Another case picked from the same site is that of an anonymous person, who said that before entering the toilet or any room, he makes sure to check the lock. If the lock is dodgy, then he wouldn’t enter it.

How can one determine for the symptoms of the fear of being trapped?

People often confuse Cleithrophobia with Claustrophobia, when the latter is the fear of small enclosed places.

There is another anonymous person who shares his experience on www.experienceproject.com. This person knows the difference between the two and he is sure that he is suffering from the fear of being trapped (Cleithrophobia). He supports his reasoning by stating that he is extremely comfortable in closed spaces but the fear builds up when he is stuck in the place or unable to come out of it. This freaks him out. He said that even if aT-shirt gets stuck in his head while wearing, he immediately starts panicking.

Most people suffering from this fear often behave crazy and cause trouble, mostly to themselves. In the state of phobia, they often breathe heavily as they run short of breath, start sweating, heartbeat increases; feelings of nausea, nervousness, and dread arise.

Consult a Specialized Therapist

You should ask for expert treatment in case of the fear of being trapped.
Photo by rawpixel.com from Pexels
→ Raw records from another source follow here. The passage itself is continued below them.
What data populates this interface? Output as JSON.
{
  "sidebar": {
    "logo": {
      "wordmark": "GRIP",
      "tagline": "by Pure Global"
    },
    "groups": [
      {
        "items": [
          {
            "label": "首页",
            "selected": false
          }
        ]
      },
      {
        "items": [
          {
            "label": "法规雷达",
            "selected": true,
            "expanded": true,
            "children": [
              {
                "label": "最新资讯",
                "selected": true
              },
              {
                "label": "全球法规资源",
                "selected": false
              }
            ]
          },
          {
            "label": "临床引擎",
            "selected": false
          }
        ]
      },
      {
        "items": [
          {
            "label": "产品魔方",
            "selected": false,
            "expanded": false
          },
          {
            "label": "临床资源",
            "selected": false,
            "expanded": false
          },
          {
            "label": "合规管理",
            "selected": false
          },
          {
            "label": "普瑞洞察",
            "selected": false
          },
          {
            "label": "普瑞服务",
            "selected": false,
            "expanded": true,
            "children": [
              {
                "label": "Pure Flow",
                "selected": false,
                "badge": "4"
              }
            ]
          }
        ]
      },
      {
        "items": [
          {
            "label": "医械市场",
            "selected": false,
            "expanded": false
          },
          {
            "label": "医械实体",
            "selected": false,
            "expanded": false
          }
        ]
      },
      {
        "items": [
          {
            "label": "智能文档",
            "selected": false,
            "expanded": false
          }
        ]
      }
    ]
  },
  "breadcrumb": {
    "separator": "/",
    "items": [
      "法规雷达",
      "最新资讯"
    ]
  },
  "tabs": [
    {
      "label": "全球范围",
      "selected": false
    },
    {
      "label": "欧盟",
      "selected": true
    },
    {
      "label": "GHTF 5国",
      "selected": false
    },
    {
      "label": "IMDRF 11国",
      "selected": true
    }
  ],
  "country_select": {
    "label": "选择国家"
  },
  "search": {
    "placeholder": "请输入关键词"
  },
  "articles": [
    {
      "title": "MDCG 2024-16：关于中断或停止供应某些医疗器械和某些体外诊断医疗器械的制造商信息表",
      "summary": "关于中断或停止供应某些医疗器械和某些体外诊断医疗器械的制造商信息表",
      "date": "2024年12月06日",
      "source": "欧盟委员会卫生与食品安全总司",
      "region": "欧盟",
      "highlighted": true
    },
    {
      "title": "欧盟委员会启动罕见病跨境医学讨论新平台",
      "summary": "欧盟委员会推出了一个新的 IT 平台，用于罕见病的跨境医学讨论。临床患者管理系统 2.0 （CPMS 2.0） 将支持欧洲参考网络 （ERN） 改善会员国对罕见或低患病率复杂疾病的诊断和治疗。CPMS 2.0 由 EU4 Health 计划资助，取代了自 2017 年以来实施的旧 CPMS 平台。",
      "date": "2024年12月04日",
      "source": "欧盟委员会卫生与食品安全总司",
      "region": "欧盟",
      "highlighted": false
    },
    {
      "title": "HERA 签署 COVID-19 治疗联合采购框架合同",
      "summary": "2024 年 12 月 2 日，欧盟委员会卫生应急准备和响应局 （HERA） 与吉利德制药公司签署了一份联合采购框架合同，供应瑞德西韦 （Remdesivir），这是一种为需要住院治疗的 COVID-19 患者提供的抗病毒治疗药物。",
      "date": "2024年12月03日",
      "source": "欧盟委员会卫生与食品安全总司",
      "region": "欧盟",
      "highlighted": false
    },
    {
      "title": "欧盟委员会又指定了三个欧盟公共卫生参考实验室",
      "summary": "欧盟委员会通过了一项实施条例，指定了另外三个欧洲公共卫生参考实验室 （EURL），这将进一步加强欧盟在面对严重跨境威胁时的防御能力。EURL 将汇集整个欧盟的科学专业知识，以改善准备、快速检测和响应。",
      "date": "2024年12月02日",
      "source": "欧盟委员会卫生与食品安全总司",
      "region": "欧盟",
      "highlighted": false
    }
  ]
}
If you feel you have a persistent phobia and it just does not stop from occurring often, then you will have to visit a therapist for the treatment. This will help the experts to diagnose the type of fear and then begin with a specialized treatment suitable to your needs.
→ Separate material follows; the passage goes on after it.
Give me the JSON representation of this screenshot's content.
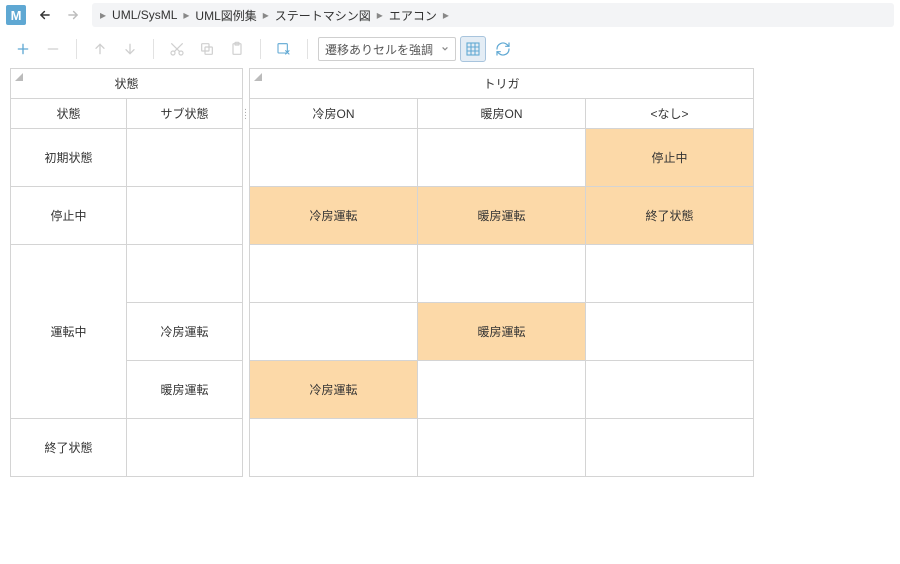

Doctors often begin the treatment with drugs. However, avoid taking it, as the prescribed drugs can only cure your symptoms but not help you psychologically. And if you stop your medicines abruptly, it may also result in side effects, like the withdrawal symptoms.

Although the therapy can last for a week or a month, it is effective. It may also require for you to repeatedly get exposed to the fear which sounds scary, but it’s the best way to treat.
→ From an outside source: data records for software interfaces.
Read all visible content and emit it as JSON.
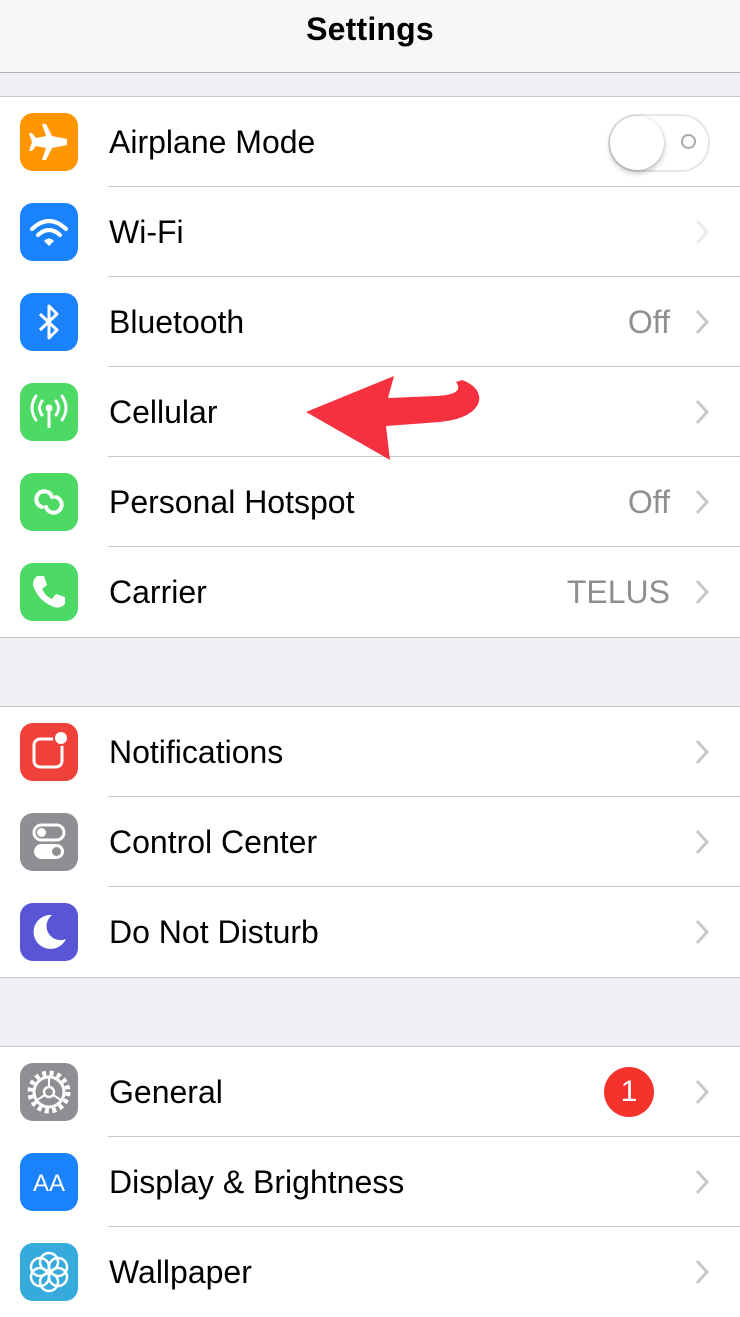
{
  "navbar": {
    "title": "Settings"
  },
  "colors": {
    "orange": "#ff9500",
    "blue": "#1a82fb",
    "green": "#4cd964",
    "red": "#f0403a",
    "gray": "#8e8e93",
    "purple": "#5856d6",
    "annotation_arrow": "#f5303f",
    "badge": "#f4312a"
  },
  "group1": {
    "airplane": {
      "label": "Airplane Mode",
      "icon": "airplane-icon",
      "toggle": "off"
    },
    "wifi": {
      "label": "Wi-Fi",
      "icon": "wifi-icon"
    },
    "bluetooth": {
      "label": "Bluetooth",
      "value": "Off",
      "icon": "bluetooth-icon"
    },
    "cellular": {
      "label": "Cellular",
      "icon": "antenna-icon"
    },
    "hotspot": {
      "label": "Personal Hotspot",
      "value": "Off",
      "icon": "hotspot-icon"
    },
    "carrier": {
      "label": "Carrier",
      "value": "TELUS",
      "icon": "phone-icon"
    }
  },
  "group2": {
    "notifications": {
      "label": "Notifications",
      "icon": "notifications-icon"
    },
    "control_center": {
      "label": "Control Center",
      "icon": "switches-icon"
    },
    "dnd": {
      "label": "Do Not Disturb",
      "icon": "moon-icon"
    }
  },
  "group3": {
    "general": {
      "label": "General",
      "badge": "1",
      "icon": "gear-icon"
    },
    "display": {
      "label": "Display & Brightness",
      "icon": "aa-icon",
      "icon_text": "AA"
    },
    "wallpaper": {
      "label": "Wallpaper",
      "icon": "flower-icon"
    }
  }
}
There are many treatments that you can help you:

Exposure therapy

In this therapy, you are repeatedly put into stressful situations which are specifically relative to your fear and later on, the fear factor is increased to the degree of requirement.

This treatment has worked successfully among many suffering from the fear of being trapped (Cleithrophobia). But it is always necessary to find a professional specialist who could understand the root cause of your fear.

Behavioral therapy

This is a one-on-one session where the experts expose you to various relaxation techniques, thereby helping you to slowly get rid of the fear.

The process is slow and requires a person to see a few photographs of enclosed places or to imagine yourself in a fearful situation. This will allow the experts to work on your thoughts, as well as to help you realize that the symptoms occurring in such cases are just mere thoughts and they will subside.

Cognitive Behavior Therapy

This therapy is all about exercising your brain to kick-away all the unwanted negative thoughts and behavior that result from the fear.

According to the study conducted by the American Psychiatric Association, it states that if you follow the treatment plan honestly, then you are sure to notice the improvement in 10 to 20 weeks and a tremendously surprising effect after a year.


This is the best treatment that you can adapt to see the resultant drastic changes in yourself.  Observe your symptoms and expose yourself to get rid of the fear.

Fear is nothing but a cluster of negative thoughts that keeps playing in your mind and thus shows up in the form of behavior. The only way to get rid of this baggage of thoughts is to control what you to think about and the language you use in your head.

This is nothing but self-evaluation.

Following the technique of Self-Evaluation can help you see improvements faster:

No one can understand their fear better than the person itself who have planted the whole trouble in his/her head. Demystify the cause of your fear and see yourself hanging out without any worries with your friends.

You will suddenly notice a positive change in your lifestyle. You will no longer walk with your head down and depressed. Instead, you will be high on energy, breathing normally and talking about what pleases you around.

So jump up from being an afraid-lazy bag and list out the plan for a quick and faster approach to cure your fear.